I freeze at the car keys: Bimmer, Benz, or Bentley. I am going for a stimulating drive, clear mind drive—a reassess-my-life drive. I am aiming for that solitary sensation. You know, when you’re so peaceful you get a good idea—a great idea rather. At first, you second-guess this idea because of its potency. For hours, you question if someone shared the idea with you in the past. Then, you are convinced, it’s all yours. The ingenuity catapults your confidence. Now you are ready. This is the drive I’m going to drive tonight. A drive to keep me ready. If you stay ready you ain’t gotta get ready.
The mouthwatering leather makes the AMG-GT C Roadster smell a day old, but really, it’s a week old. Cinema picked this Mercedes out. According to the price tag, she was overly faithful. She needed the complete premium package. Better to have wished, than wish you had.
The August sky is pitch, clear and tranquil. The west side is like a postcard. I let it soak in. These were the times I really counted my blessings. Benz is tinted all around, which was not her style. So I asked if she bought the car for me. I like my rides presidential. She bought it for herself, but she normally lived up to her name. She loves to be seen, even by those who’s opinions were utterly useless.

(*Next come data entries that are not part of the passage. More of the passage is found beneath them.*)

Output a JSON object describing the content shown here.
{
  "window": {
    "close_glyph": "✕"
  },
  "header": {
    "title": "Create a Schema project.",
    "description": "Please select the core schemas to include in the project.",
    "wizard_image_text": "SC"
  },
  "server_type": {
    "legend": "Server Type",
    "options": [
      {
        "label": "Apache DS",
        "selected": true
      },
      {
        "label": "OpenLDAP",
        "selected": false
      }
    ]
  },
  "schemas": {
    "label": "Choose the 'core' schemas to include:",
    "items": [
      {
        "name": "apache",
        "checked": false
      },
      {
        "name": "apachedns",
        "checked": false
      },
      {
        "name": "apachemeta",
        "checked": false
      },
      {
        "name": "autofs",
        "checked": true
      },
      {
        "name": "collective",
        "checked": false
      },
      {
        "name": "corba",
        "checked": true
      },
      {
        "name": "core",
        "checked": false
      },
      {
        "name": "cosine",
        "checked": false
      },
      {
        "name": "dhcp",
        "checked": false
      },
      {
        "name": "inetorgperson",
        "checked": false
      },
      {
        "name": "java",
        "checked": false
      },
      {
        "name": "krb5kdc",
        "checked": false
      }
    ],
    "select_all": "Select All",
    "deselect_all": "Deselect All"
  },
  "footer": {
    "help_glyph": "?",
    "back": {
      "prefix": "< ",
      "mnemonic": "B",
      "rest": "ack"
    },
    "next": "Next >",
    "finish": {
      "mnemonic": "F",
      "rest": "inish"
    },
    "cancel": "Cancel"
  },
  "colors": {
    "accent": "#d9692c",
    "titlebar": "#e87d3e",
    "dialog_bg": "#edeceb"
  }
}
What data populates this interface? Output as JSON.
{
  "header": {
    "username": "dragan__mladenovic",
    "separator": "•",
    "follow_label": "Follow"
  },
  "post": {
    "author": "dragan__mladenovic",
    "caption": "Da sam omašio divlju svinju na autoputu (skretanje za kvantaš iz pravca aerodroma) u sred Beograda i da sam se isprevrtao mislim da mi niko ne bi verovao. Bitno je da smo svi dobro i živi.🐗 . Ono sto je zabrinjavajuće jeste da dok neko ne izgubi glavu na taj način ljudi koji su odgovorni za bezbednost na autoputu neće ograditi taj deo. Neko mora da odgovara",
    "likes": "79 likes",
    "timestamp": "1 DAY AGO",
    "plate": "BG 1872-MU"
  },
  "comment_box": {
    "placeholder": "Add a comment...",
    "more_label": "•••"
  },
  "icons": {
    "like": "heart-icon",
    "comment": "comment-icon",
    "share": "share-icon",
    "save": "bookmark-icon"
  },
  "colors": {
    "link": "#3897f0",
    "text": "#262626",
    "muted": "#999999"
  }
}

Malichi, my brother who got me by three years, had a nice dinner party for his oldest Penelope, nine. She endured the honor roll for two straight years at her private school. That’s something to commend.

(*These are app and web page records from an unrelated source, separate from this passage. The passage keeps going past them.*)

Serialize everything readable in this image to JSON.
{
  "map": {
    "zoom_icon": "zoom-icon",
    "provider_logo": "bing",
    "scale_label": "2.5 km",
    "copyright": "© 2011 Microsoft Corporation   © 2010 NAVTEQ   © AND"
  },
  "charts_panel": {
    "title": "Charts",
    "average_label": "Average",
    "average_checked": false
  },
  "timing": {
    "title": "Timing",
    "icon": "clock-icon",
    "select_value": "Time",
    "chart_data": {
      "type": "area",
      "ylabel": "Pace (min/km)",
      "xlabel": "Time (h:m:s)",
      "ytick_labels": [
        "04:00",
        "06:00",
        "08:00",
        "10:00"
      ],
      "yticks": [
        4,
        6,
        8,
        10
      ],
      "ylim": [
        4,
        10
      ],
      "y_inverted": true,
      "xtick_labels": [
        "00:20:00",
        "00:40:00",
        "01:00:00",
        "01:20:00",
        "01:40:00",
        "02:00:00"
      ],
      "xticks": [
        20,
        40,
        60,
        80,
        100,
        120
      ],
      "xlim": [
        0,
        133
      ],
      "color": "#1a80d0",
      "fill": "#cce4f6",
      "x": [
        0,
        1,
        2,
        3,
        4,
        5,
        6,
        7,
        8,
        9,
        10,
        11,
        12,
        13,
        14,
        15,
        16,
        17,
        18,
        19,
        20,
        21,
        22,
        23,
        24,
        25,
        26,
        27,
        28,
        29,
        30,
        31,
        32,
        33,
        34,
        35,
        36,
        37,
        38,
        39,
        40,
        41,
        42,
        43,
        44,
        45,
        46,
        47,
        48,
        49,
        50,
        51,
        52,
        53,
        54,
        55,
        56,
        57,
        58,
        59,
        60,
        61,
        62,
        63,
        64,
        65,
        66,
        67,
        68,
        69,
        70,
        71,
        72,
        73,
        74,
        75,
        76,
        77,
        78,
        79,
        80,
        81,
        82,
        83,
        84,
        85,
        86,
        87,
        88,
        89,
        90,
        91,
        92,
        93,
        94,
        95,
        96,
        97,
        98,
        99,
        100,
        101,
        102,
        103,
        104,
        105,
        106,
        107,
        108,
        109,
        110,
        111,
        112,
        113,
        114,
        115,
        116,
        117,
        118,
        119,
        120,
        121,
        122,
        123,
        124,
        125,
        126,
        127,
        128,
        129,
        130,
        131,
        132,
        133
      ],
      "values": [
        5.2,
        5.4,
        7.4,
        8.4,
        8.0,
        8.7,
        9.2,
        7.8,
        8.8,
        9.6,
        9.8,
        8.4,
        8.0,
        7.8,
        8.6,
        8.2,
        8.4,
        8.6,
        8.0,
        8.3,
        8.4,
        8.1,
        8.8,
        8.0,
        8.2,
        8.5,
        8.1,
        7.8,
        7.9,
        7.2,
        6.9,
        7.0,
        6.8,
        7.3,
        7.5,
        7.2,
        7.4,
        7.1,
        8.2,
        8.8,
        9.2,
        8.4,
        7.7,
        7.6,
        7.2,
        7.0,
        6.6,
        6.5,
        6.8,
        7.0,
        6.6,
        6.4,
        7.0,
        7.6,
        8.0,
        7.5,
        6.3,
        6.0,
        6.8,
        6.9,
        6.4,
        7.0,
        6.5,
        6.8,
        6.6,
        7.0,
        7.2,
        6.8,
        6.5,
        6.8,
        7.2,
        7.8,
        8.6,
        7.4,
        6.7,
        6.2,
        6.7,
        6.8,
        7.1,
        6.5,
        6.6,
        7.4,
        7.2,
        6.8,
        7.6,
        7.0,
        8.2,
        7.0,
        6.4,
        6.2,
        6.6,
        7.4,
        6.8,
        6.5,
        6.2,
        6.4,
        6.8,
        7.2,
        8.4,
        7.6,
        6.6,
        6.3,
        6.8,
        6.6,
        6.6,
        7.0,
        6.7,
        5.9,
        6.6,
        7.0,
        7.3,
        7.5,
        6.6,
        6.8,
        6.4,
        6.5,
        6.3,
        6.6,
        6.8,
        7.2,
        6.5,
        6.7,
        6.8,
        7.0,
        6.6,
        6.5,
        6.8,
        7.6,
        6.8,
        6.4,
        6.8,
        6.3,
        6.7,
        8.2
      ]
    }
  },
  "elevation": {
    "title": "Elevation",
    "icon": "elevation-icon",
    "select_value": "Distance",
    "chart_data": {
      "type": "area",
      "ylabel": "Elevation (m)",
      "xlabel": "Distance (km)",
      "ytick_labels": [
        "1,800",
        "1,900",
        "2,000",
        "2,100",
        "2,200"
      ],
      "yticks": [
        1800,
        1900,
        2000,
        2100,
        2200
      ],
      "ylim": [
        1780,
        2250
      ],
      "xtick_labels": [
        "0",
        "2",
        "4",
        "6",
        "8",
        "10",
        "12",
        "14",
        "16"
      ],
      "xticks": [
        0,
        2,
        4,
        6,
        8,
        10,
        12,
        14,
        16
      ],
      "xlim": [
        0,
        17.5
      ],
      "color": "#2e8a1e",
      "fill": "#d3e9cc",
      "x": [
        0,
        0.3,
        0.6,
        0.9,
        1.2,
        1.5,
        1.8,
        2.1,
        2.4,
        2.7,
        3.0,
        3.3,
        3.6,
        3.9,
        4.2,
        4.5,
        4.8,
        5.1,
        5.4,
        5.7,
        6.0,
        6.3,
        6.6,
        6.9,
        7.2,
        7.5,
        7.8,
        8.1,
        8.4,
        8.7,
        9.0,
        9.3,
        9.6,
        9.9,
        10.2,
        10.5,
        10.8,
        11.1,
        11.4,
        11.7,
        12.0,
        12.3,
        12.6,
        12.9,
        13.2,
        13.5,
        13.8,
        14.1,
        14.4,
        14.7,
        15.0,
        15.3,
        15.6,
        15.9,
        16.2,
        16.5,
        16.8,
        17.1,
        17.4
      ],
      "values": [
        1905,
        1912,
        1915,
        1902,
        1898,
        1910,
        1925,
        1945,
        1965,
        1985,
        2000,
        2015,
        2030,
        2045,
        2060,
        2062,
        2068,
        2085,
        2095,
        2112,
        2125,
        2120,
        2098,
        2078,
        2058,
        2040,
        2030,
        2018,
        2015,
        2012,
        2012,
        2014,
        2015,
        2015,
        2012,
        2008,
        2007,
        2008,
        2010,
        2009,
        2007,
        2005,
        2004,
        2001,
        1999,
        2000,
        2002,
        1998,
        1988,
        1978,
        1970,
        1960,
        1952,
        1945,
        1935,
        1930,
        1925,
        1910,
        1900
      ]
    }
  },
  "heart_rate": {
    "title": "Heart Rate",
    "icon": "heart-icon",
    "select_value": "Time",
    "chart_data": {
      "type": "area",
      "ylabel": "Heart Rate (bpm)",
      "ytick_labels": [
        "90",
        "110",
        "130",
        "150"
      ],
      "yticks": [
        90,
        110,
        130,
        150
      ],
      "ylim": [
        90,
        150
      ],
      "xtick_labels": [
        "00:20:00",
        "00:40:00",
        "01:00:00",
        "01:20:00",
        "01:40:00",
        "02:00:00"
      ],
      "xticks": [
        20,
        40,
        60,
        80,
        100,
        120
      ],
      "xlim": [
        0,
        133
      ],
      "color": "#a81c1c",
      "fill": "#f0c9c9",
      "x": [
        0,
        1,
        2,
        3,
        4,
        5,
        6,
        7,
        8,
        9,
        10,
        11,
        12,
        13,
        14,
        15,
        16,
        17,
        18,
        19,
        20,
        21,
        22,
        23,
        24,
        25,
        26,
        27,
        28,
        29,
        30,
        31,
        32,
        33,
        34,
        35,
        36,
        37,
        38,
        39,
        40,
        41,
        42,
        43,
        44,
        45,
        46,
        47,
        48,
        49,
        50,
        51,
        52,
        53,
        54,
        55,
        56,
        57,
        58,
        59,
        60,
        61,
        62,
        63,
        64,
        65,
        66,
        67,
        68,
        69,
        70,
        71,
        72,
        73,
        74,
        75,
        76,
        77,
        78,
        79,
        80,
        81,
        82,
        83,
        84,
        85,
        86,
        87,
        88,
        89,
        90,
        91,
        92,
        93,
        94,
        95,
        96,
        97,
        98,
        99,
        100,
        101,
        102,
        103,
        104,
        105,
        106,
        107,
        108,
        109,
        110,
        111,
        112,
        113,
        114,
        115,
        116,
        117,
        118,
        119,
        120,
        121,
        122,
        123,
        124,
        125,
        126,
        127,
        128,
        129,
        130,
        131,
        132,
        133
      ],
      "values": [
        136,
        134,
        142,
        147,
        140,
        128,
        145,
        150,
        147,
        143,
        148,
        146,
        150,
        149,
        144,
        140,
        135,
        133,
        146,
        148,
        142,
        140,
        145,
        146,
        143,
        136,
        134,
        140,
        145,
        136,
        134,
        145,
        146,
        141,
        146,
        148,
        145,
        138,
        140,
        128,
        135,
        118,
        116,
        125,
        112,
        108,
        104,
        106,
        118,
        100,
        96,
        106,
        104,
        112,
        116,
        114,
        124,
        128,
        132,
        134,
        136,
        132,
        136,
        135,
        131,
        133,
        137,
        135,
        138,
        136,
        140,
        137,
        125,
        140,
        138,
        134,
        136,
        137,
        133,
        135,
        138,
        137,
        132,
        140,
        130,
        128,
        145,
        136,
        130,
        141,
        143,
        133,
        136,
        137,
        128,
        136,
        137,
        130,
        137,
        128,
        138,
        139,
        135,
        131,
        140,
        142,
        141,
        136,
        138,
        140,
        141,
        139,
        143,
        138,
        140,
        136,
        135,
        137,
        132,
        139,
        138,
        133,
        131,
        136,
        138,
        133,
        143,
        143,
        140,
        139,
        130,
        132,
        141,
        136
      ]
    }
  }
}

Every now and then, Cinema and Malichi didn’t get along, but so what. She is not that childish for her not to show up. But she didn’t. I got curious when she was not on the scene. She was just being herself. Cinema cared at times; at times, she didn’t. Sometimes she did it big. Sometimes she didn’t. Sometimes she went to Lig, my baby brother of two years, and played with his pit bulls. Sometimes dogs made her sick.
Lately she had been talking about jumping the broom. We stumbled on this topic, and shortly after, she brought it right back up. She didn’t ask if I would or we would. She just merely suggested it would be best for us to come to a nuptial agreement.
“It doesn’t have to be extreme. We can have it here in the living room; invite forty to fifty people, or it can just be you and me if you want.” I see this as a combination of TV “womenism” (a woman’s goal in life, for some uncanny reason, is to get married) and boredom. Or maybe, the truth is, she knows no one but me can deal with her as a whole—her domineering ways, her silent animated nightmares. A Drew Hamilton project girl. Now a Houston diva with stamps on her passport and an amax that allows her to get another AMG-GT C in the morning. A chess player at heart. Driver by nature who always sees the checkered flag and olive leaf crowned in the mirror.
Who on earth is really up that challenge?